way too much prep, way too much clean-up time, and youll inevitably be stuck with food you have to eat for days.
This is a good point and I'm still undecided about it. For the most part of my life, I grew up on my mother cooking a warm meal in big portions every couple of days. The rest of the portion would be refrigerated and it would make my two or three next meals over the days that follow. So that's pretty much what I do when I cook with pasta, or make shnitzels, and I never questioned it until now.
I definitely agree with your point about the effort of cooking for one not being entirely worth it. Besides shnitzels, I've stayed away from things that require too much time to cook, or leave too much of a mess in the kitchen. Still, I also value it as the acquiring of a life-long skill to have. Even though I'm single, it means I can cook dinner for someone, and it also means that when I won't be single I might be able to surprise the girl with the cooking skills I'd have acquired.

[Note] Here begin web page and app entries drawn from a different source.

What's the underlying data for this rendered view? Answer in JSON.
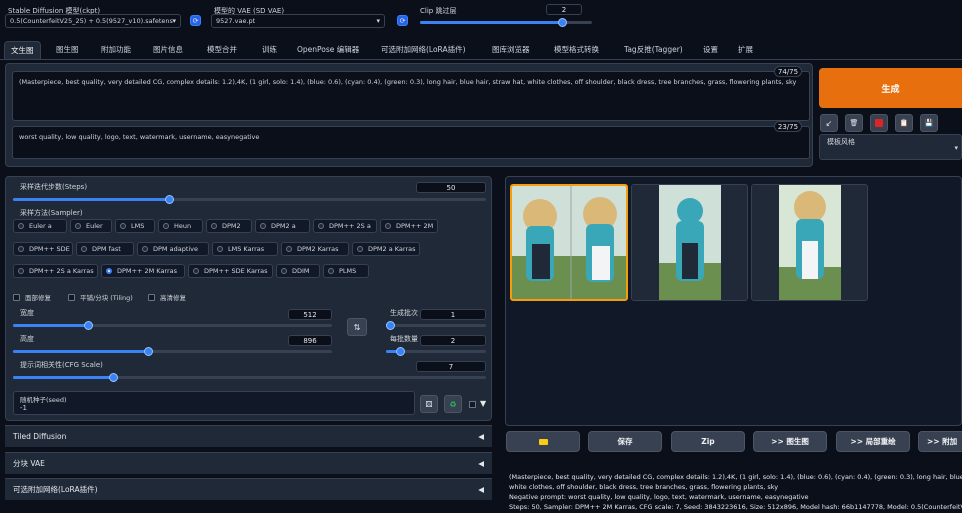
{
  "top": {
    "ckpt_label": "Stable Diffusion 模型(ckpt)",
    "ckpt_value": "0.5(CounterfeitV25_25) + 0.5(9527_v10).safetens",
    "vae_label": "模型的 VAE (SD VAE)",
    "vae_value": "9527.vae.pt",
    "clip_label": "Clip 跳过层",
    "clip_value": "2",
    "clip_fraction": 0.83
  },
  "tabs": [
    "文生图",
    "图生图",
    "附加功能",
    "图片信息",
    "模型合并",
    "训练",
    "OpenPose 编辑器",
    "可选附加网络(LoRA插件)",
    "图库浏览器",
    "模型格式转换",
    "Tag反推(Tagger)",
    "设置",
    "扩展"
  ],
  "prompt": {
    "positive": "(Masterpiece, best quality, very detailed CG, complex details: 1.2),4K, (1 girl, solo: 1.4), (blue: 0.6), (cyan: 0.4), (green: 0.3), long hair, blue hair, straw hat, white clothes, off shoulder, black dress, tree branches, grass, flowering plants, sky",
    "positive_count": "74/75",
    "negative": "worst quality, low quality, logo, text, watermark, username, easynegative",
    "negative_count": "23/75"
  },
  "generate_label": "生成",
  "style_label": "模板风格",
  "steps": {
    "label": "采样迭代步数(Steps)",
    "value": "50",
    "fraction": 0.33
  },
  "sampler": {
    "label": "采样方法(Sampler)",
    "items": [
      "Euler a",
      "Euler",
      "LMS",
      "Heun",
      "DPM2",
      "DPM2 a",
      "DPM++ 2S a",
      "DPM++ 2M",
      "DPM++ SDE",
      "DPM fast",
      "DPM adaptive",
      "LMS Karras",
      "DPM2 Karras",
      "DPM2 a Karras",
      "DPM++ 2S a Karras",
      "DPM++ 2M Karras",
      "DPM++ SDE Karras",
      "DDIM",
      "PLMS"
    ],
    "selected": "DPM++ 2M Karras"
  },
  "checks": [
    "面部修复",
    "平铺/分块 (Tiling)",
    "高清修复"
  ],
  "width": {
    "label": "宽度",
    "value": "512",
    "fraction": 0.2
  },
  "height": {
    "label": "高度",
    "value": "896",
    "fraction": 0.42
  },
  "batch_count": {
    "label": "生成批次",
    "value": "1",
    "fraction": 0.02
  },
  "batch_size": {
    "label": "每批数量",
    "value": "2",
    "fraction": 0.12
  },
  "cfg": {
    "label": "提示词相关性(CFG Scale)",
    "value": "7",
    "fraction": 0.21
  },
  "seed": {
    "label": "随机种子(seed)",
    "value": "-1"
  },
  "accordions": [
    "Tiled Diffusion",
    "分块 VAE",
    "可选附加网络(LoRA插件)"
  ],
  "actions": [
    "保存",
    "Zip",
    ">> 图生图",
    ">> 局部重绘",
    ">> 附加"
  ],
  "info": {
    "line1": "(Masterpiece, best quality, very detailed CG, complex details: 1.2),4K, (1 girl, solo: 1.4), (blue: 0.6), (cyan: 0.4), (green: 0.3), long hair, blue hair, straw hat,",
    "line2": "white clothes, off shoulder, black dress, tree branches, grass, flowering plants, sky",
    "line3": "Negative prompt: worst quality, low quality, logo, text, watermark, username, easynegative",
    "line4": "Steps: 50, Sampler: DPM++ 2M Karras, CFG scale: 7, Seed: 3843223616, Size: 512x896, Model hash: 66b1147778, Model: 0.5(CounterfeitV25_25) +"
  },
  "colors": {
    "accent": "#3b82f6",
    "generate": "#e86f0e",
    "bg": "#0b0f19",
    "panel": "#1f2937"
  }
}
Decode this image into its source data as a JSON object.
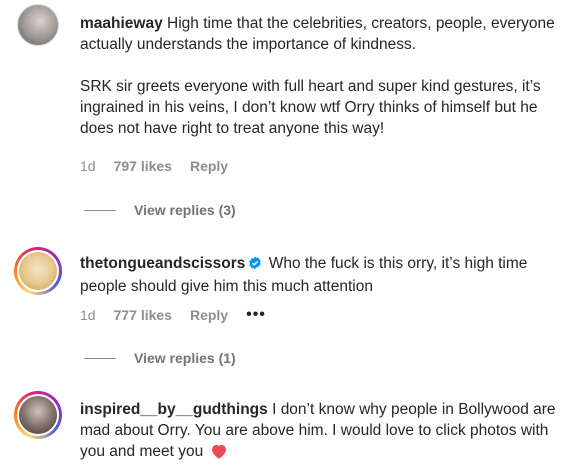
{
  "comments": [
    {
      "username": "maahieway",
      "paragraphs": [
        "High time that the celebrities, creators, people, everyone actually understands the importance of kindness.",
        "SRK sir greets everyone with full heart and super kind gestures, it’s ingrained in his veins, I don’t know wtf Orry thinks of himself but he does not have right to treat anyone this way!"
      ],
      "time": "1d",
      "likes": "797 likes",
      "reply": "Reply",
      "view_replies": "View replies (3)"
    },
    {
      "username": "thetongueandscissors",
      "text": "Who the fuck is this orry, it’s high time people should give him this much attention",
      "time": "1d",
      "likes": "777 likes",
      "reply": "Reply",
      "more": "•••",
      "view_replies": "View replies (1)"
    },
    {
      "username": "inspired__by__gudthings",
      "text": "I don’t know why people in Bollywood are mad about Orry. You are above him. I would love to click photos with you and meet you"
    }
  ],
  "colors": {
    "text": "#262626",
    "secondary": "#8e8e8e",
    "verified": "#0095f6",
    "heart": "#ed4956"
  }
}
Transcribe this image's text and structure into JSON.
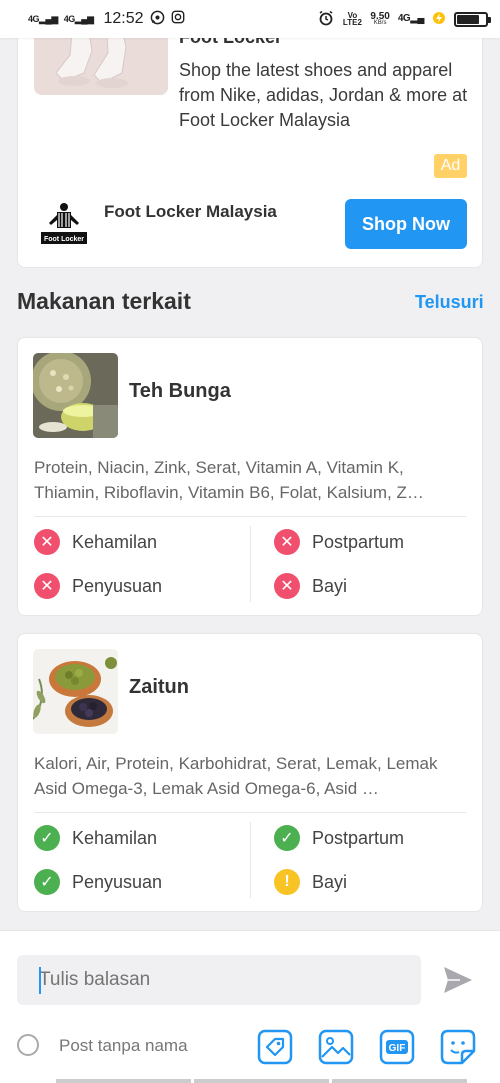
{
  "status_bar": {
    "signal1": "4G",
    "signal2": "4G",
    "time": "12:52",
    "net_speed": "9.50",
    "net_unit": "KB/s",
    "volte": "Vo LTE2",
    "net_type": "4G"
  },
  "ad": {
    "headline": "Foot Locker",
    "description": "Shop the latest shoes and apparel from Nike, adidas, Jordan & more at Foot Locker Malaysia",
    "badge": "Ad",
    "brand": "Foot Locker Malaysia",
    "cta": "Shop Now",
    "logo_text": "Foot Locker"
  },
  "section": {
    "title": "Makanan terkait",
    "link": "Telusuri"
  },
  "foods": [
    {
      "name": "Teh Bunga",
      "nutrients": "Protein, Niacin, Zink, Serat, Vitamin A, Vitamin K, Thiamin, Riboflavin, Vitamin B6, Folat, Kalsium, Z…",
      "statuses": [
        {
          "label": "Kehamilan",
          "state": "no"
        },
        {
          "label": "Postpartum",
          "state": "no"
        },
        {
          "label": "Penyusuan",
          "state": "no"
        },
        {
          "label": "Bayi",
          "state": "no"
        }
      ]
    },
    {
      "name": "Zaitun",
      "nutrients": "Kalori, Air, Protein, Karbohidrat, Serat, Lemak, Lemak Asid Omega-3, Lemak Asid Omega-6, Asid …",
      "statuses": [
        {
          "label": "Kehamilan",
          "state": "yes"
        },
        {
          "label": "Postpartum",
          "state": "yes"
        },
        {
          "label": "Penyusuan",
          "state": "yes"
        },
        {
          "label": "Bayi",
          "state": "caution"
        }
      ]
    }
  ],
  "reply": {
    "placeholder": "Tulis balasan",
    "anon_label": "Post tanpa nama",
    "gif_label": "GIF"
  },
  "colors": {
    "accent": "#2196f3",
    "no": "#f0506e",
    "yes": "#4cb050",
    "caution": "#f7c325",
    "ad_badge": "#ffd166"
  }
}
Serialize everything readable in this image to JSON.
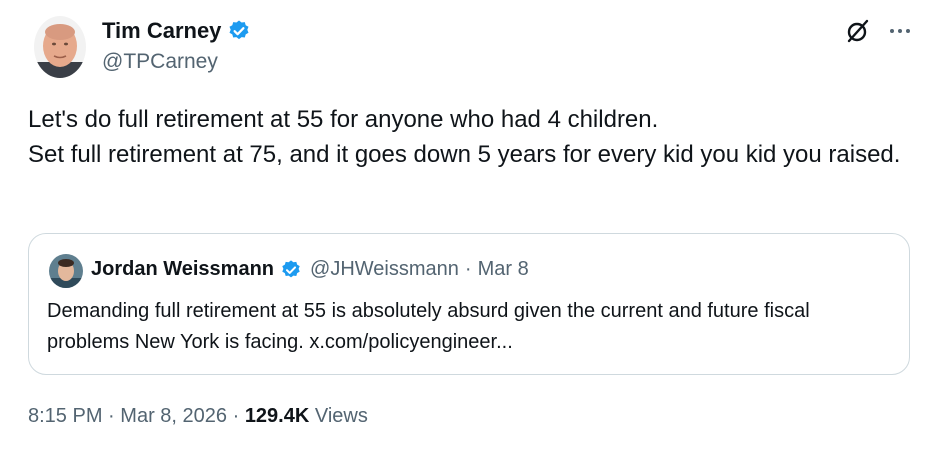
{
  "author": {
    "name": "Tim Carney",
    "handle": "@TPCarney",
    "verified": true,
    "avatar_icon": "person-avatar"
  },
  "top_actions": {
    "grok_icon": "grok-slash-circle-icon",
    "more_icon": "more-horizontal-icon"
  },
  "tweet": {
    "lines": [
      "Let's do full retirement at 55 for anyone who had 4 children.",
      "Set full retirement at 75, and it goes down 5 years for every kid you kid you raised."
    ]
  },
  "quote": {
    "name": "Jordan Weissmann",
    "handle": "@JHWeissmann",
    "separator": "·",
    "date": "Mar 8",
    "verified": true,
    "text": "Demanding full retirement at 55 is absolutely absurd given the current and future fiscal problems New York is facing. x.com/policyengineer..."
  },
  "meta": {
    "time": "8:15 PM",
    "separator": "·",
    "date": "Mar 8, 2026",
    "separator2": "·",
    "views_count": "129.4K",
    "views_label": "Views"
  },
  "colors": {
    "verified_blue": "#1d9bf0",
    "secondary_text": "#536471",
    "primary_text": "#0f1419",
    "border": "#cfd9de"
  }
}
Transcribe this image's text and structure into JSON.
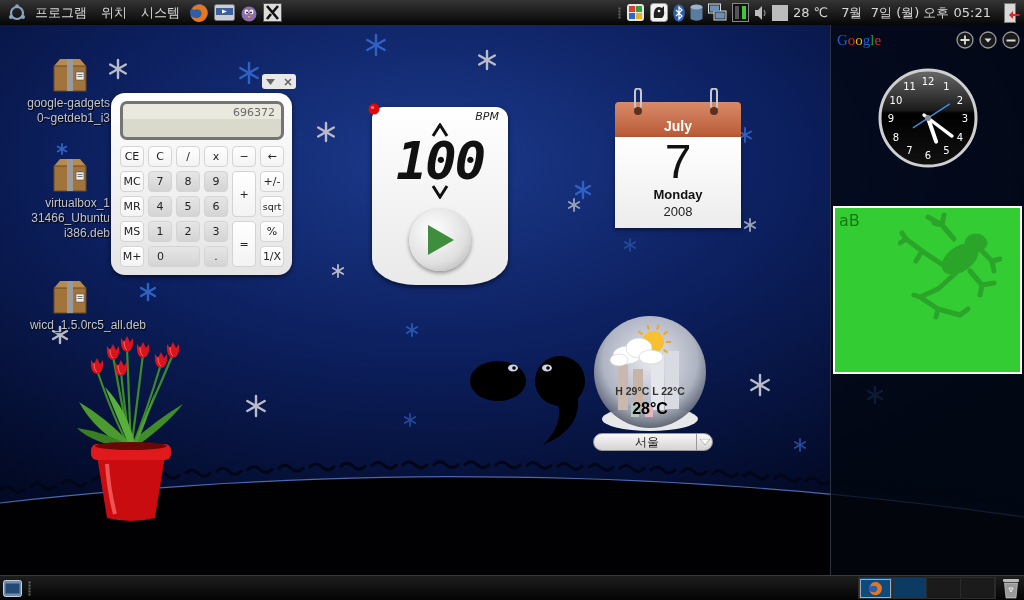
{
  "top_panel": {
    "menus": [
      {
        "label": "프로그램"
      },
      {
        "label": "위치"
      },
      {
        "label": "시스템"
      }
    ],
    "temperature": "28 ℃",
    "clock": "7월  7일 (월) 오후 05:21"
  },
  "desktop_icons": [
    {
      "lines": [
        "google-gadgets",
        "0~getdeb1_i3"
      ]
    },
    {
      "lines": [
        "virtualbox_1",
        "31466_Ubuntu",
        "i386.deb"
      ]
    },
    {
      "lines": [
        "wicd_1.5.0rc5_all.deb"
      ]
    }
  ],
  "calculator": {
    "display": "696372",
    "keys": [
      {
        "label": "CE",
        "kind": "function"
      },
      {
        "label": "C",
        "kind": "function"
      },
      {
        "label": "/",
        "kind": "function"
      },
      {
        "label": "x",
        "kind": "function"
      },
      {
        "label": "−",
        "kind": "function"
      },
      {
        "label": "←",
        "kind": "function"
      },
      {
        "label": "MC",
        "kind": "function"
      },
      {
        "label": "7",
        "kind": "digit"
      },
      {
        "label": "8",
        "kind": "digit"
      },
      {
        "label": "9",
        "kind": "digit"
      },
      {
        "label": "+",
        "kind": "tall"
      },
      {
        "label": "+/-",
        "kind": "function"
      },
      {
        "label": "MR",
        "kind": "function"
      },
      {
        "label": "4",
        "kind": "digit"
      },
      {
        "label": "5",
        "kind": "digit"
      },
      {
        "label": "6",
        "kind": "digit"
      },
      {
        "label": "sqrt",
        "kind": "function"
      },
      {
        "label": "MS",
        "kind": "function"
      },
      {
        "label": "1",
        "kind": "digit"
      },
      {
        "label": "2",
        "kind": "digit"
      },
      {
        "label": "3",
        "kind": "digit"
      },
      {
        "label": "=",
        "kind": "tall"
      },
      {
        "label": "%",
        "kind": "function"
      },
      {
        "label": "M+",
        "kind": "function"
      },
      {
        "label": "0",
        "kind": "wide"
      },
      {
        "label": ".",
        "kind": "digit"
      },
      {
        "label": "1/X",
        "kind": "function"
      }
    ]
  },
  "metronome": {
    "unit": "BPM",
    "tempo": "100",
    "playing": false
  },
  "calendar": {
    "month": "July",
    "day": "7",
    "weekday": "Monday",
    "year": "2008"
  },
  "weather": {
    "high_low": "H 29°C L 22°C",
    "temperature": "28°C",
    "city": "서울"
  },
  "sidebar": {
    "title": "Google",
    "analog_clock": {
      "numerals": [
        "12",
        "1",
        "2",
        "3",
        "4",
        "5",
        "6",
        "7",
        "8",
        "9",
        "10",
        "11"
      ]
    },
    "note_gadget": {
      "text": "aB"
    }
  },
  "bottom_panel": {
    "workspaces": [
      {
        "color": "#0e4a7c",
        "has_window": true
      },
      {
        "color": "#0b3a62",
        "has_window": false
      },
      {
        "color": "#1b1b1b",
        "has_window": false
      },
      {
        "color": "#1b1b1b",
        "has_window": false
      }
    ]
  }
}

At 8/1/13 12:20 PM, Sam wrote:
I've decided to stop being so lazy and try to take my hand at another lanugage - I feel like it's one of the best skills someone can have.
good idea. how's your french?
I think one of the most important considerations in choosing a language is how much time you really picture yourself making use of the language once you're done learning it. Needless to say, it's very common to lose your immediate communication skills in a language that you haven't really used in several years. It's good if you have something in your life that grounds you to the language you're learning. At some point, you'll undoubtedly lose interest in the language if your study of it is mostly self motivated, and you can end up with a story that so many people share, that goes something like "oh, this language? yeaaah .. i studied it for X years in school but haven't used it since, and by now I just remember how to say hello / thank you / where is the toilet"
Once you've got Korean down, what does that make you? Like... quadrilingual?
I guess almost quintilingual. I don't have so much of a desire to learn new languages just for the sake of learning languages, it kinda just happened by accident that I moved around the world a bunch, and picked up an additional language (spanish) thanks to french educational program, too. That being said, I do get a bit of a boner at the thought of being fluent in 5 languages. I brushed up on my hebrew by writing to my dad over the past few years, so I am interchangeably fluent in hebrew, french, and english. I should be fluent in spanish if I brush up on it. I was somewhat comfortable in spanish before I stopped learning it. As for korean, it takes a lot of balls to say that you have korean "down", but I think I'm very close to a level you could call conversationally fluent.
I think I've written some of my thoughts about Korean language here in the past, and if not I definitely will in the future. The process of learning Korean is extremely different than the very vast majority of languages around the world. This is both because of peculiarities of the language itself, and because South Korea has had very little time to be a developed nation that opens up to the rest of the world, there is great immaturity in the understanding of Korean from a non-korean native, both by koreans themselves and by foreigners. I know a few westerners who spent a large amount of time studying Korean but they still don't really understand the nuances of the language, and they mangle every thought that try to express.
I've reached a fairly advanced understanding of how korean language should be properly used in the way of the Koreans, but so far I haven't put enough effort into it, so I lack too much vocabulary and I can't exactly call myself conversationally fluent at this point.
Guess you'll have to start training me in Starcraft 2 again <3